Some in Israel dismissed Yair Lapid as just another media star when the former news anchor, ad pitchman, and soap actor launched his bid for political power a decade ago.
But the 58-year-old, who is set to become the Jewish state’s next prime minister at midnight, has a history of surpassing expectations during a political career that, even by Israeli standards, has been turbulent.
Almost a decade ago, with his newly formed centrist Yesh Atid (There is a Future) party, he was not immediately taken seriously as a heavyweight or challenger in the lead-up to an election in January 2013.
But Lapid’s hometown of Tel Aviv had been rattled by protests against the surging cost of living. He and his party focused their campaign on Israel’s struggling middle class, asking why so few were prospering from the country’s economic growth. It worked.
Yesh Atid, whose leader had regularly featured on lists of Israel’s most desirable men, shocked pundits by finishing second to the right-wing incumbent, Benjamin Netanyahu.
Lapid was motivated by public service, not personal brand enhancement, said Dov Lipman, who was elected to parliament on Yesh Atid’s 2013 slate, its first.
“He didn’t need any of this. His finances were set and he had fame,” Lipman, who has since left politics and the party, told AFP. “He got involved in this because he really felt that things need to change in Israel.”
Lapid’s later father Yosef aka Tommy, a Hungarian-born Holocaust survivor, had also left the media to join politics. Lapid’s mother is a writer.
Following the 2013 polls, Lapid joined a Netanyahu-led coalition, had a rocky term as finance minister, joined the opposition in 2015 and became a key player seeking to oust Netanyahu.
That protracted effort ultimately succeeded in June 2021, when Lapid crafted an unlikely coalition of hawks, centrists, left-wingers, and Arab Islamists that ended Netanyahu’s 13-year tenure.
He clinched the deal by offering the prime minister’s job to Naftali Bennett, whose nationalist Yamina party had fared far worse in the polls than Yesh Atid.
Lapid himself became foreign minister.
When Bennett announced last week that this coalition was no longer tenable, triggering Israel’s fifth election in less than four years, he said he would honor his power-sharing deal with Lapid, who will serve as prime minister and foreign minister of a caretaker government.
As they did when he launched his political career, rising prices have again emerged as a challenge before he assumes the premiership.
“We need to tackle the cost of living,” he said, days before he was to become Israel’s 14th prime minister.
In December, an authoritative global ranking named Tel Aviv as the world’s most expensive city.

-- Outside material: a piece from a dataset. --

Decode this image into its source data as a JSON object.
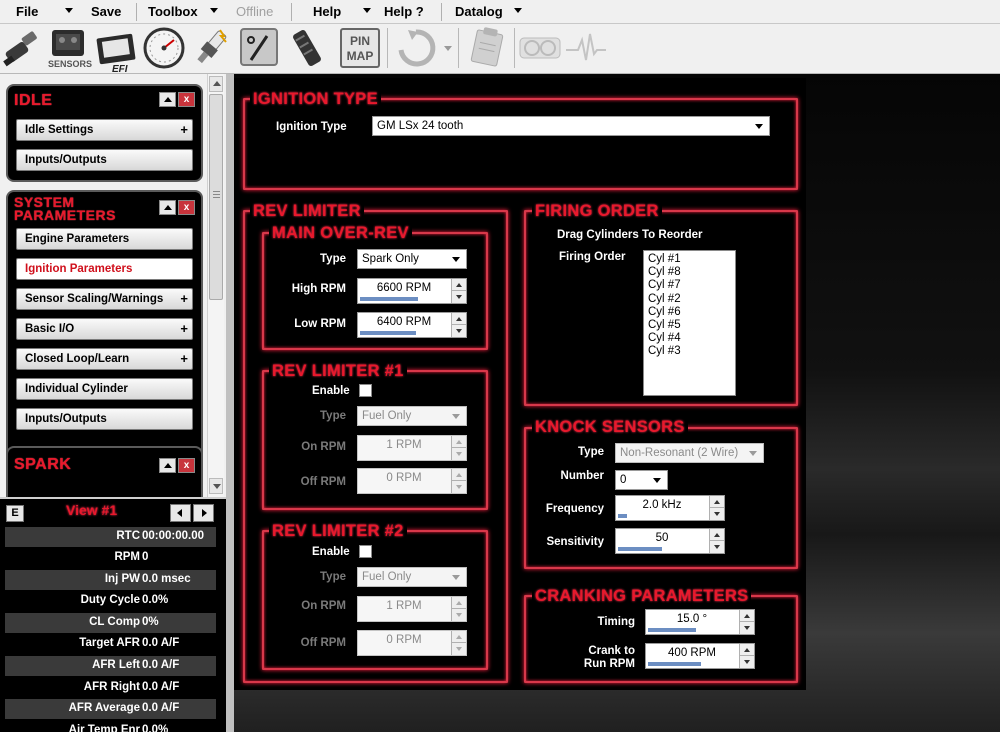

Lapid then listed the geopolitical challenges that may dominate his time in office, including Iran and the Lebanese Hezbollah terror group.
It is unclear how long Lapid will hold the prime minister’s chair. Ostensibly he may only do so for several months, until a fresh government is formed following the next election, which is set for November 1. But the past four years of political instability have shown that interim governments can stay on for far longer than expected, and failure to reach a clear resolution in the upcoming vote could keep the Yesh Atid leader in power for a while yet.
On the Israeli-Palestinian conflict, Lapid’s positions have been described as broadly centrist, with some right-leaning tendencies.
Unlike Bennett, he favors direct talks with the Palestinians on a two-state solution, but has voiced doubt about the Palestinian desire to make peace and, at times, defended settlement expansion in the West Bank.
The parliamentary election this autumn will be the seventh time Lapid and Netanyahu face off at the ballot box.
Following a March 2020 election, Lapid’s former political partner, Defense Minister Benny Gantz, struck a coalition deal with Netanyahu in an attempt to end Israel’s unprecedented, and still ongoing, era of political deadlock.
In perhaps another demonstration of his political acumen, Lapid cut ties with Gantz at the time, warning that Netanyahu would break up the coalition before honoring a power-sharing deal.
Speaking to AFP in 2020, Lapid said: “I told (Gantz), ‘I’ve worked with Netanyahu. Why don’t you listen to the voice of experience?… He is not going to change.'”
Netanyahu’s eventual efforts to evade his agreements with Gantz led to the fall of that government, and ultimately Netanyahu himself after the 2021 vote.
For Lipman, Lapid’s commitment to family, specifically the care for his autistic daughter, speaks to the new prime minister’s character.
Lipman recalled that when Lapid was finance minister, he regularly set time aside in his weekly schedule for meeting his daughter, whose condition prevents her from communicating with him.
“I believe that he is very inspirational as a leader, which shows a level of care and compassion that gets to the core of who he is,” Lipman said, describing Lapid as uninterested in the trappings of power.
As finance minister, Lapid refused the car and driver offered by the state, Lipman recalled.